Both traditional IRAs and Roth IRAs have the same annual contribution limit: a maximum of $4,000 for the years 2005 through 2007. The amount will increase to $5,000 per person in 2008. But that's where the similarities end. Unlike traditional IRAs, contributions to a Roth aren't tax deductible. Money invested grows tax-deferred, but, unlike traditional IRAs, all withdrawals after age 59 1/2 are tax free, provided the Roth has been open for at least five years. If you're choosing between saving for retirement or for the down payment on your first house, all earnings and interest up to $10,000 on your Roth can be distributed tax free to purchase that home if withdrawals occur after five years, regardless of your age.

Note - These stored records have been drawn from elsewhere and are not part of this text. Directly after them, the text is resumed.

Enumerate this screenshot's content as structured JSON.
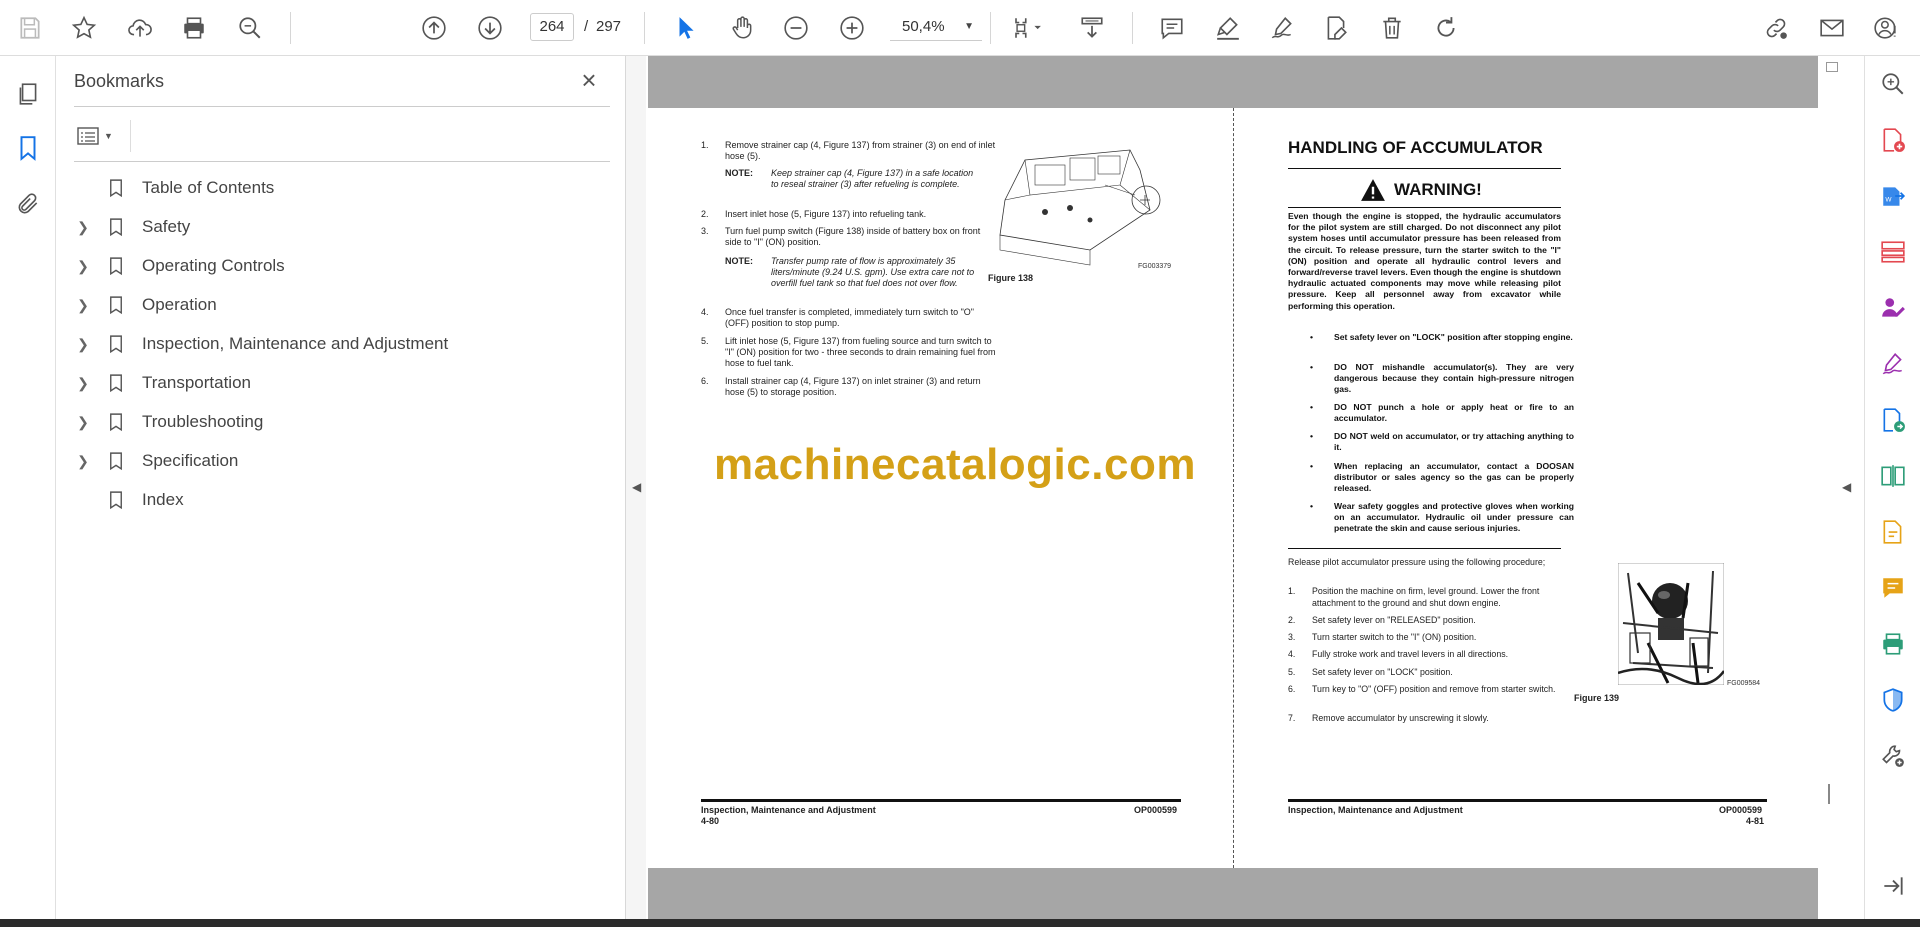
{
  "toolbar": {
    "current_page": "264",
    "page_separator": "/",
    "total_pages": "297",
    "zoom": "50,4%",
    "icons": [
      "save-icon",
      "star-icon",
      "cloud-upload-icon",
      "print-icon",
      "search-icon",
      "page-up-icon",
      "page-down-icon",
      "select-cursor-icon",
      "hand-icon",
      "zoom-out-icon",
      "zoom-in-icon",
      "page-fit-icon",
      "scroll-mode-icon",
      "comment-icon",
      "highlight-icon",
      "sign-icon",
      "fill-sign-icon",
      "delete-icon",
      "rotate-icon",
      "share-link-icon",
      "email-icon",
      "account-icon"
    ]
  },
  "bookmarks": {
    "title": "Bookmarks",
    "items": [
      {
        "label": "Table of Contents",
        "expandable": false
      },
      {
        "label": "Safety",
        "expandable": true
      },
      {
        "label": "Operating Controls",
        "expandable": true
      },
      {
        "label": "Operation",
        "expandable": true
      },
      {
        "label": "Inspection, Maintenance and Adjustment",
        "expandable": true
      },
      {
        "label": "Transportation",
        "expandable": true
      },
      {
        "label": "Troubleshooting",
        "expandable": true
      },
      {
        "label": "Specification",
        "expandable": true
      },
      {
        "label": "Index",
        "expandable": false
      }
    ]
  },
  "doc": {
    "watermark": "machinecatalogic.com",
    "left": {
      "step1_n": "1.",
      "step1": "Remove strainer cap (4, Figure 137) from strainer (3) on end of inlet hose (5).",
      "note1_k": "NOTE:",
      "note1": "Keep strainer cap (4, Figure 137) in a safe location to reseal strainer (3) after refueling is complete.",
      "step2_n": "2.",
      "step2": "Insert inlet hose (5, Figure 137) into refueling tank.",
      "step3_n": "3.",
      "step3": "Turn fuel pump switch (Figure 138) inside of battery box on front side to \"I\" (ON) position.",
      "note2_k": "NOTE:",
      "note2": "Transfer pump rate of flow is approximately 35 liters/minute (9.24 U.S. gpm). Use extra care not to overfill fuel tank so that fuel does not over flow.",
      "step4_n": "4.",
      "step4": "Once fuel transfer is completed, immediately turn switch to \"O\" (OFF) position to stop pump.",
      "step5_n": "5.",
      "step5": "Lift inlet hose (5, Figure 137) from fueling source and turn switch to \"I\" (ON) position for two - three seconds to drain remaining fuel from hose to fuel tank.",
      "step6_n": "6.",
      "step6": "Install strainer cap (4, Figure 137) on inlet strainer (3) and return hose (5) to storage position.",
      "fig_code": "FG003379",
      "fig_caption": "Figure 138",
      "footer_section": "Inspection, Maintenance and Adjustment",
      "footer_page": "4-80",
      "footer_code": "OP000599"
    },
    "right": {
      "heading": "HANDLING OF ACCUMULATOR",
      "warning_title": "WARNING!",
      "warning_body": "Even though the engine is stopped, the hydraulic accumulators for the pilot system are still charged. Do not disconnect any pilot system hoses until accumulator pressure has been released from the circuit. To release pressure, turn the starter switch to the \"I\" (ON) position and operate all hydraulic control levers and forward/reverse travel levers. Even though the engine is shutdown hydraulic actuated components may move while releasing pilot pressure. Keep all personnel away from excavator while performing this operation.",
      "bullet_mark": "•",
      "bullet1": "Set safety lever on \"LOCK\" position after stopping engine.",
      "bullet2": "DO NOT mishandle accumulator(s). They are very dangerous because they contain high-pressure nitrogen gas.",
      "bullet3": "DO NOT punch a hole or apply heat or fire to an accumulator.",
      "bullet4": "DO NOT weld on accumulator, or try attaching anything to it.",
      "bullet5": "When replacing an accumulator, contact a DOOSAN distributor or sales agency so the gas can be properly released.",
      "bullet6": "Wear safety goggles and protective gloves when working on an accumulator. Hydraulic oil under pressure can penetrate the skin and cause serious injuries.",
      "intro": "Release pilot accumulator pressure using the following procedure;",
      "s1_n": "1.",
      "s1": "Position the machine on firm, level ground. Lower the front attachment to the ground and shut down engine.",
      "s2_n": "2.",
      "s2": "Set safety lever on \"RELEASED\" position.",
      "s3_n": "3.",
      "s3": "Turn starter switch to the \"I\" (ON) position.",
      "s4_n": "4.",
      "s4": "Fully stroke work and travel levers in all directions.",
      "s5_n": "5.",
      "s5": "Set safety lever on \"LOCK\" position.",
      "s6_n": "6.",
      "s6": "Turn key to \"O\" (OFF) position and remove from starter switch.",
      "s7_n": "7.",
      "s7": "Remove accumulator by unscrewing it slowly.",
      "fig_code": "FG009584",
      "fig_caption": "Figure 139",
      "footer_section": "Inspection, Maintenance and Adjustment",
      "footer_page": "4-81",
      "footer_code": "OP000599"
    }
  },
  "colors": {
    "accent_blue": "#1473e6",
    "watermark": "#d4a017",
    "doc_gray": "#a6a6a6"
  }
}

If you have a traditional IRA, someday, you'll be faced with mandatory distributions. The Roth IRA does away with that eventuality. Your money can grow tax free forever--possibly providing a lovely nest egg for you to pass on to your offspring.

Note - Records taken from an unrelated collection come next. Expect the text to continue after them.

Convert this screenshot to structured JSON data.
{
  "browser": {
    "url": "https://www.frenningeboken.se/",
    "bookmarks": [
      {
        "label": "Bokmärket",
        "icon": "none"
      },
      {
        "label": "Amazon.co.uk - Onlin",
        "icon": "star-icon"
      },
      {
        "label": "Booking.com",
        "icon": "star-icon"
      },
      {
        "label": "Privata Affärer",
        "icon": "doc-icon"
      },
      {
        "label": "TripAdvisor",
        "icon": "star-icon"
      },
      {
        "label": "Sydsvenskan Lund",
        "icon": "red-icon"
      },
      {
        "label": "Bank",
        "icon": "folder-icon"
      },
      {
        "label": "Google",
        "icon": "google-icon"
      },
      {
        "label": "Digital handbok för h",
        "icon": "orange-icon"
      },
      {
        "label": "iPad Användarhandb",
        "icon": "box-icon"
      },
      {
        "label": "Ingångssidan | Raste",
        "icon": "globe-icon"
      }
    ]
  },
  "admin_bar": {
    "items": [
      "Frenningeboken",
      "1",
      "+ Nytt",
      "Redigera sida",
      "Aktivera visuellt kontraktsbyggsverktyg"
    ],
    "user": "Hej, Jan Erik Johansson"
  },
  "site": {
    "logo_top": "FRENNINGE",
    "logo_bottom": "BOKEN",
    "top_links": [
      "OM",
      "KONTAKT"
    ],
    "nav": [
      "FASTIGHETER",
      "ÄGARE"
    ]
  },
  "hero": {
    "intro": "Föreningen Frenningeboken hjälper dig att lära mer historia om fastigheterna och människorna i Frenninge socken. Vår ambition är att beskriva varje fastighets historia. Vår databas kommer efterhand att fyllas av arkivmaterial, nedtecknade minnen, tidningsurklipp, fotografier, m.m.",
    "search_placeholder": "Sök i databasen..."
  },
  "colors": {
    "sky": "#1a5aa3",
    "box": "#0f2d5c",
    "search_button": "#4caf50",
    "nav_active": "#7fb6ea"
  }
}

Before you decide to rush out and open a Roth, there's more to the story. If you're hoping to roll money directly from a 401(k) plan to a Roth, you can't--without a penalty. What you can do is roll it over to a regular IRA and then convert that account to a Roth. To qualify for the conversion, your adjusted gross income must be less than $100,000. Since money that goes into a Roth account must be after-tax money, you must pay tax on the money that will be converted.

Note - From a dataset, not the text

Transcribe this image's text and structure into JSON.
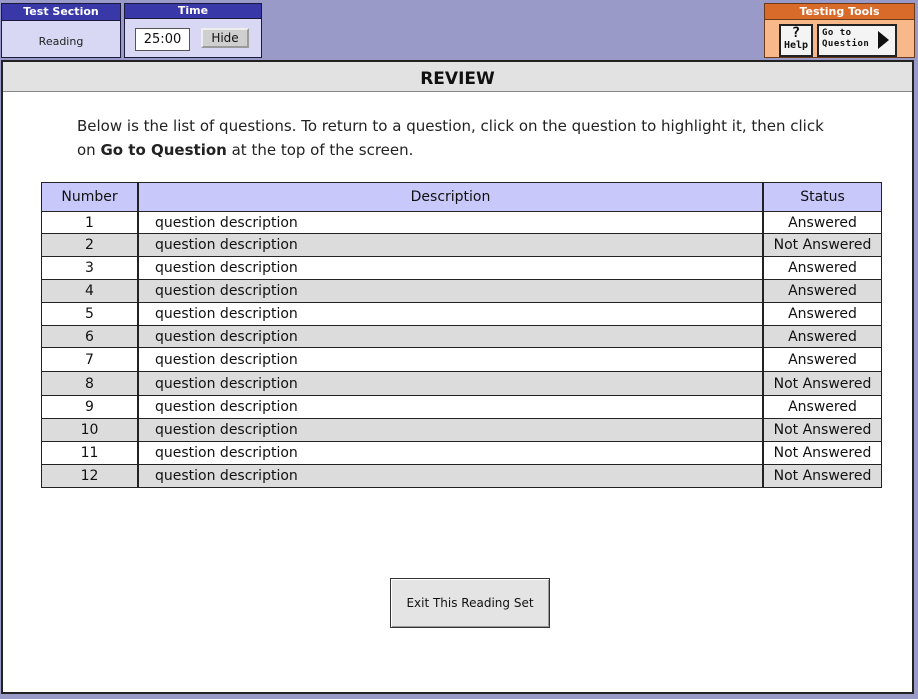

To qualify for Roth IRA contributions, a single person's adjusted gross income (AGI) must be less than $95,000, with benefits phasing out completely at $110,000. For married couples filing jointly, the AGI must be less than $150,000. The contribution amount is decreased by 30 percent (35 percent if 50 or older) until it is eliminated completely at $160,000 for joint filers.